It is rare in today’s gun market to find a
genuine bargain when shopping for a new handgun, particularly a
new semi-automatic pistol that is made of quality materials with
good craftsmanship. There are available many pistols that, at
first glance (and a distant glance at that ), appear to be a
good value, but turn out to be anything but. Usually these low
price pistols are made of zinc or some type of pot-metal, and
are too heavy, too soft, and too cheap of a weapon on which to
bet one’s life. We do not review such guns here at
Gunblast.com, as we believe that to do so would be a waste of
the author’s and reader’s time.
There are, at the other end of the price

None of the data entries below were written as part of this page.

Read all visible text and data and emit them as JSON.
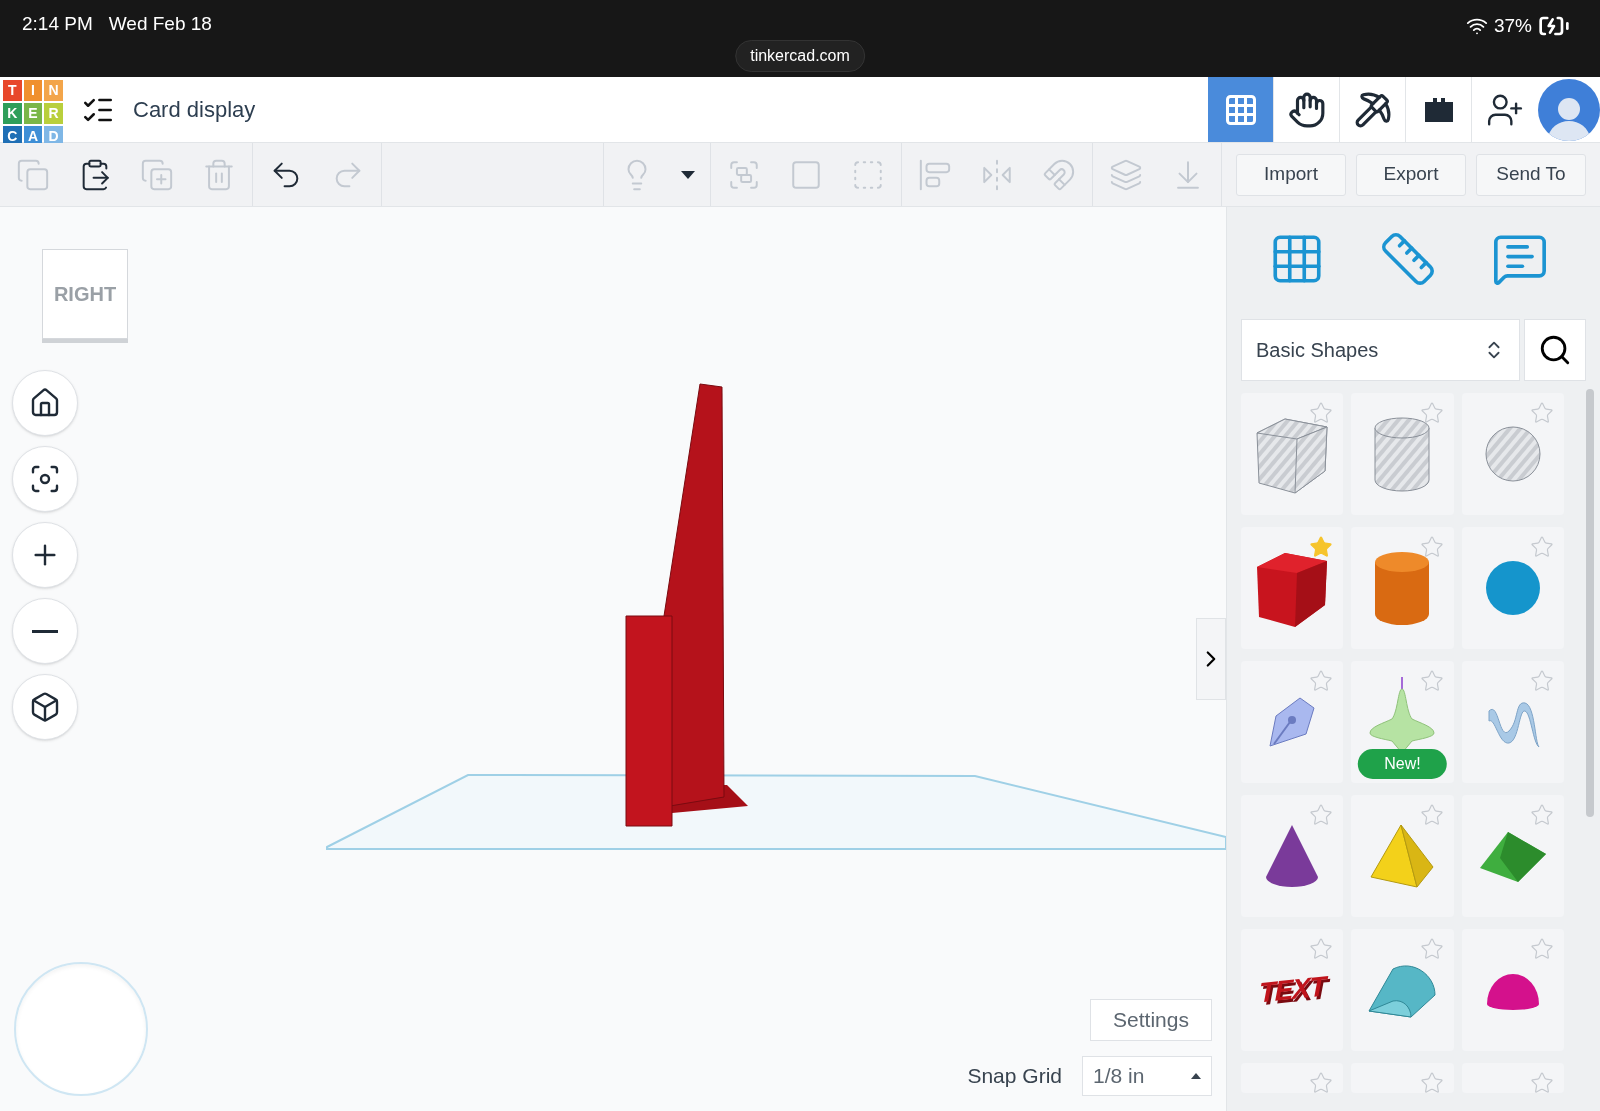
{
  "status_bar": {
    "time": "2:14 PM",
    "date": "Wed Feb 18",
    "url": "tinkercad.com",
    "battery": "37%"
  },
  "header": {
    "logo": [
      {
        "char": "T",
        "color": "#e8472b"
      },
      {
        "char": "I",
        "color": "#f0902e"
      },
      {
        "char": "N",
        "color": "#f3a54a"
      },
      {
        "char": "K",
        "color": "#2f9e5a"
      },
      {
        "char": "E",
        "color": "#7ab648"
      },
      {
        "char": "R",
        "color": "#b9cf3c"
      },
      {
        "char": "C",
        "color": "#1f6fb5"
      },
      {
        "char": "A",
        "color": "#3e8fd6"
      },
      {
        "char": "D",
        "color": "#7fb7e6"
      }
    ],
    "title": "Card display",
    "views": [
      {
        "kind": "grid",
        "selected": true
      },
      {
        "kind": "blocks",
        "selected": false
      },
      {
        "kind": "pickaxe",
        "selected": false
      },
      {
        "kind": "brick",
        "selected": false
      }
    ]
  },
  "toolbar": {
    "groups": [
      [
        {
          "kind": "copy",
          "disabled": true
        },
        {
          "kind": "paste",
          "disabled": false
        },
        {
          "kind": "duplicate",
          "disabled": true
        },
        {
          "kind": "delete",
          "disabled": true
        }
      ],
      [
        {
          "kind": "undo",
          "disabled": false
        },
        {
          "kind": "redo",
          "disabled": true
        }
      ],
      [
        {
          "kind": "light",
          "disabled": true
        },
        {
          "kind": "caret",
          "disabled": false
        }
      ],
      [
        {
          "kind": "group",
          "disabled": true
        },
        {
          "kind": "solid",
          "disabled": true
        },
        {
          "kind": "hole",
          "disabled": true
        }
      ],
      [
        {
          "kind": "align",
          "disabled": true
        },
        {
          "kind": "mirror",
          "disabled": true
        },
        {
          "kind": "magnet",
          "disabled": true
        }
      ],
      [
        {
          "kind": "workplane",
          "disabled": true
        },
        {
          "kind": "drop",
          "disabled": true
        }
      ]
    ],
    "buttons": [
      "Import",
      "Export",
      "Send To"
    ]
  },
  "viewcube": "RIGHT",
  "nav": [
    {
      "kind": "home"
    },
    {
      "kind": "fit"
    },
    {
      "kind": "zoom-in"
    },
    {
      "kind": "zoom-out"
    },
    {
      "kind": "perspective"
    }
  ],
  "settings": "Settings",
  "snap_grid": {
    "label": "Snap Grid",
    "value": "1/8 in"
  },
  "panel": {
    "tools": [
      {
        "kind": "grid"
      },
      {
        "kind": "ruler"
      },
      {
        "kind": "notes"
      }
    ],
    "category": "Basic Shapes",
    "shapes": [
      {
        "kind": "box",
        "hole": true,
        "favorite": false
      },
      {
        "kind": "cylinder",
        "hole": true,
        "favorite": false
      },
      {
        "kind": "sphere",
        "hole": true,
        "favorite": false
      },
      {
        "kind": "box",
        "hole": false,
        "favorite": true
      },
      {
        "kind": "cylinder",
        "hole": false,
        "favorite": false
      },
      {
        "kind": "sphere",
        "hole": false,
        "favorite": false
      },
      {
        "kind": "scribble",
        "favorite": false
      },
      {
        "kind": "spinner",
        "favorite": false,
        "badge": "New!"
      },
      {
        "kind": "squiggle",
        "favorite": false
      },
      {
        "kind": "cone",
        "favorite": false
      },
      {
        "kind": "pyramid",
        "favorite": false
      },
      {
        "kind": "roof",
        "favorite": false
      },
      {
        "kind": "text",
        "favorite": false,
        "label": "TEXT"
      },
      {
        "kind": "half-cylinder",
        "favorite": false
      },
      {
        "kind": "half-sphere",
        "favorite": false
      },
      {
        "kind": "partial",
        "favorite": false
      },
      {
        "kind": "partial",
        "favorite": false
      },
      {
        "kind": "partial",
        "favorite": false
      }
    ]
  }
}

spectrum, several good pistols that would do well for personal
defense. If you have a few hundred dollars to spend, you will be

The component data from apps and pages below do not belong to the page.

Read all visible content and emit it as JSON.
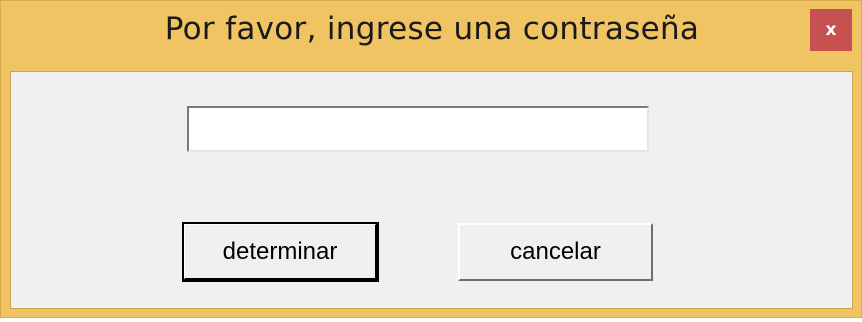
{
  "window": {
    "title": "Por favor, ingrese una contraseña",
    "close_label": "x"
  },
  "form": {
    "password_value": "",
    "ok_label": "determinar",
    "cancel_label": "cancelar"
  },
  "colors": {
    "titlebar": "#f0c463",
    "close_button": "#c75050",
    "client_background": "#f0f0f0"
  }
}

well-served by many quality auto pistols on the market. Some of
the better European gun makers sell sleek double action pistols
that meet the size and weight requirements of a personal defense
pistol, but before you part with a few hundred dollar bills, you
should look at the pistol that is the subject of this article;
the Bersa Thunder .380.
Bersa has, for several years now, made what I
call a real "sleeper" in the auto pistol market. The
Bersa pistols have always been, in my experience, good solid
little pistols. I have owned a few of the Bersas in both .380
and .22 Long Rifle chambering. They have proven to be reliable
pistols in a portable, handy package.
The newest of the Bersas, called the Thunder
series, are every bit the quality of the predecessors, in a
smoother, more refined firearm. The Bersa Thunder .380 recently
received for testing is the best Bersa yet. This pistol is
well-finished in a matte blue, with satin nickel accents. Right
out of the box, the first impression is one of quality. The
Bersa has features not expected in a pistol anywhere near its
price. The finish on the steel slide very closely matches the
matte black alloy frame and the black checkered plastic grip
panels. The gun features a Rowel type hammer, seven shot
magazine with extended finger rest, and white-dot
windage-adjustable sights. The Bersa has a hammer drop thumb
safety that blocks the firing pin and also a magazine safety to
prevent accidental firing with the magazine removed from the
gun. It also has an extended slide release and a thumb operated
magazine release button. All of the controls are within easy
reach of a right-handed shooter’s thumb or a left-hander’s
trigger finger. At 23 ounces in weight, the Thunder .380 has a
solid feel without being too heavy for easy concealed carry.
For range testing of the Bersa, I assembled an
assortment of .380 ammo and headed outside. One of the first
notable features of this pistol is the trigger pull. It has,
without a doubt, the smoothest double-action trigger pull that I
have ever felt on an auto pistol, regardless of price. I wish
that some of the high-dollar European manufacturers could
produce a pistol with a trigger pull as smooth and light as this
Bersa. The feel is absolutely butter-smooth with a constant
force of about seven pounds. Also, the single-action pull breaks
cleanly with just a bit of over travel, at around three
Last month, a friend ordered a new .380 made by
a famous and well-respected German pistol maker. He got a good
price on the gun, paying just over 560 bucks, delivered. The
pistol was pretty to look at, but had a horrendous double-action
pull of over eighteen pounds. Perhaps they should send their
pistols to Bersa for the trigger work.
All ammo tested worked well. The Bersa fed,
fired, and ejected every round without a hitch. The feed angle
of the Thunder .380 is almost straight in, and enables the
weapon to feed the best hollow point ammo available. By far, the
best performing ammo in this pistol is the excellent Cor-Bon
90 grain jacketed hollow point. This Cor-Bon ammo averaged 965
feet per second velocity from the three and one-half inch
barrel, at twelve feet from the muzzle. The Cor-Bon also shot to
point of aim at 25 yards, and grouped just under three inches at
that range. With eight of these 90 grain Cor-Bons in the Bersa,
one would be well-armed for most social situations.
The Thunder .380 is relatively easy to conceal,
and has great handling qualities. The gun feels right at home in
my hand, and points very naturally. The Bersa handles recoil
well, due to the shape and texture of the grip panels and
grooved front and rear surfaces of the frame. The pistol also
has a hooked and grooved trigger guard, for those who prefer to
place a finger in that position.
Overall, I am very impressed with the Thunder
.380. It is a better gun than some costing three times its
price. I have seen these for sale in gun shops for around two
hundred bucks. That is a great price for a gun of this quality.
The Thunder .380 is a reliable auto pistol with great
ergonomics, controllable power, a perfect trigger pull, and an
exceptional price. Check out Bersa’s pistols online at:
The Thunder .380 is a true bargain in today’s gun market.
I highly recommend it……..and I’m buying this one.
Got something to say about this article? Want to agree (or
disagree) with it? Click the following link to go to the GUNBlast Feedback Page.